Partner Counseling and Referral Services (PCRS) have long been an important method for providing comprehensive HIV prevention and treatment services. The CDC recently issued guidelines for Partner Services programs which update the 1998 HIV Partner Counseling and Referral Services Guidance (Song et al., 2012).
Traditionally, PCRS is conducted by trained disease intervention specialists from state or local health departments. As part of service, HIV-infected persons are interviewed and asked to provide information about their sexual or needle-sharing partners. Partners are then located, notified of their potential exposure to HIV, counseled, and offered HIV testing. This approach effectively reaches a population with high HIV prevalence and has been shown to be cost-effective in preventing HIV transmission in the United States (Song et al., 2012).
Recently, novel approaches have been used in an attempt to increase numbers of people who accept PCRS. An enhanced approach, using HIV counselors from community-based organizations in addition to disease intervention specialists, has been demonstrated to be effective and, more recently, the Internet has increasingly been used for partner notification. In practice, the success of partner notification depends on whether HIV-infected individuals are willing to provide information about their partners, the content of the information that they provide, and how they choose to inform their partners that they have been exposed to HIV (Song et al., 2012).
Four referral approaches have been used to notify partners of HIV-infected individuals about their potential exposures to HIV:
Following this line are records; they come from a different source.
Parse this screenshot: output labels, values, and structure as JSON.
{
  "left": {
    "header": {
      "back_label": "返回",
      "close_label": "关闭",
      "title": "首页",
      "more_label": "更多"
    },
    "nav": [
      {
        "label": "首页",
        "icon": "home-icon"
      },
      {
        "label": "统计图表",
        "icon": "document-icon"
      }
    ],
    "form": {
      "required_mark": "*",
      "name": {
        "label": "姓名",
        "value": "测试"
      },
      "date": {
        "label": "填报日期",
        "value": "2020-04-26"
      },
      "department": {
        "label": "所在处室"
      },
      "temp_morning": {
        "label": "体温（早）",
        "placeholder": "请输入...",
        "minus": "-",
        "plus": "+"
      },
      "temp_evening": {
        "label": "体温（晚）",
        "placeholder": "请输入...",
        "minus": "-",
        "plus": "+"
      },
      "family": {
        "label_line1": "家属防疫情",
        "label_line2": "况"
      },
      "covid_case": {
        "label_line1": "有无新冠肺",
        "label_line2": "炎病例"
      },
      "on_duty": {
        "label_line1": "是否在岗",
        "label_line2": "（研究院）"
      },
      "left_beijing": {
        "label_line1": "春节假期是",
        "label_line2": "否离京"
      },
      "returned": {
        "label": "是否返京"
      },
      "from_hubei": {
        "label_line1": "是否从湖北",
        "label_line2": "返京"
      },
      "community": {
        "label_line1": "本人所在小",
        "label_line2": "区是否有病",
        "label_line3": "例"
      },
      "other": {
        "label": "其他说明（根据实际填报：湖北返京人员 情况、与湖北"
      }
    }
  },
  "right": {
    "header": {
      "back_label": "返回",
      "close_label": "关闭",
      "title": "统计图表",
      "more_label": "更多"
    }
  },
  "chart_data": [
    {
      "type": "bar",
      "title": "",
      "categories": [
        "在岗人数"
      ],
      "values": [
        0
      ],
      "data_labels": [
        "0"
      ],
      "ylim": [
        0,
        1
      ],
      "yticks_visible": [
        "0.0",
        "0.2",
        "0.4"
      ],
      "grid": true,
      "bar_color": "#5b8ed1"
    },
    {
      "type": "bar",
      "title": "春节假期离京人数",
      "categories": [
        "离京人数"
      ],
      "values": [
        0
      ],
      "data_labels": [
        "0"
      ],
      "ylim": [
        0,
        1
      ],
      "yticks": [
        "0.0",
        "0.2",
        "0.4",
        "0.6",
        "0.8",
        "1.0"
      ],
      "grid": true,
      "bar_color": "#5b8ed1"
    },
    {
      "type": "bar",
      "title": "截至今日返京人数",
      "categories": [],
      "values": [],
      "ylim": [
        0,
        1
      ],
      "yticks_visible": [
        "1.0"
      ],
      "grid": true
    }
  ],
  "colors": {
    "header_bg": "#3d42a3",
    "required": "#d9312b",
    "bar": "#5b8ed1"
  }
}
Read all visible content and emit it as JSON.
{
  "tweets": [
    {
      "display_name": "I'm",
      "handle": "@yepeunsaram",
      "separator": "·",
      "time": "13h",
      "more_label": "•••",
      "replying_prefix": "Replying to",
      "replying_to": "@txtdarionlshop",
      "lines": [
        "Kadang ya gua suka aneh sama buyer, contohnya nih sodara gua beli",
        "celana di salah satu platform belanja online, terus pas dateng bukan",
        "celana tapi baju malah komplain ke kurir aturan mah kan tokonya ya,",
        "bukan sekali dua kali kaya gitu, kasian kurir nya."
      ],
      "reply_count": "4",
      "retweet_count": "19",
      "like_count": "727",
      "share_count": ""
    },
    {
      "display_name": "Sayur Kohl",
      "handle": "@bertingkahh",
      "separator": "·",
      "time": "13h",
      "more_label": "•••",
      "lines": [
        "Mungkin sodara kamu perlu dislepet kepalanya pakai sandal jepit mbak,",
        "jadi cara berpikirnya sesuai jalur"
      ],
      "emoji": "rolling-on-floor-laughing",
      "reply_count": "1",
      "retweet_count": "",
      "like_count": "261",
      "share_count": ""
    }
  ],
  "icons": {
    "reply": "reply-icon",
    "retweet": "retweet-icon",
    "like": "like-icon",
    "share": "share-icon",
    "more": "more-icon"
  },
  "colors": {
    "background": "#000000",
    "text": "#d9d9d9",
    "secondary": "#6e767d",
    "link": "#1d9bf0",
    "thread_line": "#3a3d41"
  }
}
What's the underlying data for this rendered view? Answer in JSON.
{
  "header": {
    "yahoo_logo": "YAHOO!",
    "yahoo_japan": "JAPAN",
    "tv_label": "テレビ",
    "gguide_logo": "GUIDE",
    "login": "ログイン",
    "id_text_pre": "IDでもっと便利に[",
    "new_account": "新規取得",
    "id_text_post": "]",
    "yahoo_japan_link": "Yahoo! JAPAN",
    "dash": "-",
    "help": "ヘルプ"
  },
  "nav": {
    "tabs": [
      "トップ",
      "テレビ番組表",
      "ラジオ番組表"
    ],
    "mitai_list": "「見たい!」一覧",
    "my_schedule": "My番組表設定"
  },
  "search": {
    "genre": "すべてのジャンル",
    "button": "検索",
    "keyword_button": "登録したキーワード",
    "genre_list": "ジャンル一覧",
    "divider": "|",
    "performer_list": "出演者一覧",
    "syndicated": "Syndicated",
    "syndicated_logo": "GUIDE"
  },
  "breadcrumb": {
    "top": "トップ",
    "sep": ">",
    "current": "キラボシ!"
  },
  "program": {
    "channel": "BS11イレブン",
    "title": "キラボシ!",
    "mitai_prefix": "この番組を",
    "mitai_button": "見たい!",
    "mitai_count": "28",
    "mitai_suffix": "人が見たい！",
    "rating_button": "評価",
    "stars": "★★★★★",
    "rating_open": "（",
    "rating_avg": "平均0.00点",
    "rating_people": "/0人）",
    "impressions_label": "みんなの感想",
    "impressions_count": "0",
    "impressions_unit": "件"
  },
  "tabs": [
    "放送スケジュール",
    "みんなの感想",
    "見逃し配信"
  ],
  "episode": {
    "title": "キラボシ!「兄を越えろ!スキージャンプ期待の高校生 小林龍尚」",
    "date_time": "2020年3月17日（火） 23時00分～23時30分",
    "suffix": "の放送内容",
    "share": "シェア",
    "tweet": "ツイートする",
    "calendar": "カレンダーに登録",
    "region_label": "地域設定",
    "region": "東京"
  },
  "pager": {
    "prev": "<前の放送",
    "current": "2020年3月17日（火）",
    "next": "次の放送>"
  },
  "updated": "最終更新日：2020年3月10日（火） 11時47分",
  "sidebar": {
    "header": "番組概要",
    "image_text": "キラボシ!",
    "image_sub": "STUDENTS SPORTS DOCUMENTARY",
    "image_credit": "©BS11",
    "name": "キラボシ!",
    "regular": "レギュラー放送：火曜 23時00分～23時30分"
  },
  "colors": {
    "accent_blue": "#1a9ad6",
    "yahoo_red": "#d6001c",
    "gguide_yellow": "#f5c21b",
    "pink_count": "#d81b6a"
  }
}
Most studies on partner notification have been focused on the assessment of provider referral or self-referral approaches. These studies have shown that the HIV-infected person, particularly men who have sex with men (MSM) and injection drug users, prefer the self-referral approach. However, several systematic reviews of referral strategies have indicated that provider referral, rather than self-referral, may be the most effective means of ensuring successful partner notification (Song et al., 2012).
All state-sponsored testing sites in Kentucky offer free or minimal-cost anonymous or confidential HIV testing. A rapid test called the Ora-Quick test is a type of screening test that provides results within 20 minutes. Several agencies working in association with the Kentucky HIV Prevention Program are currently using rapid testing. Other agencies are being encouraged to begin using rapid testing. To find a testing site near you go to www.hivtest.CDC.gov.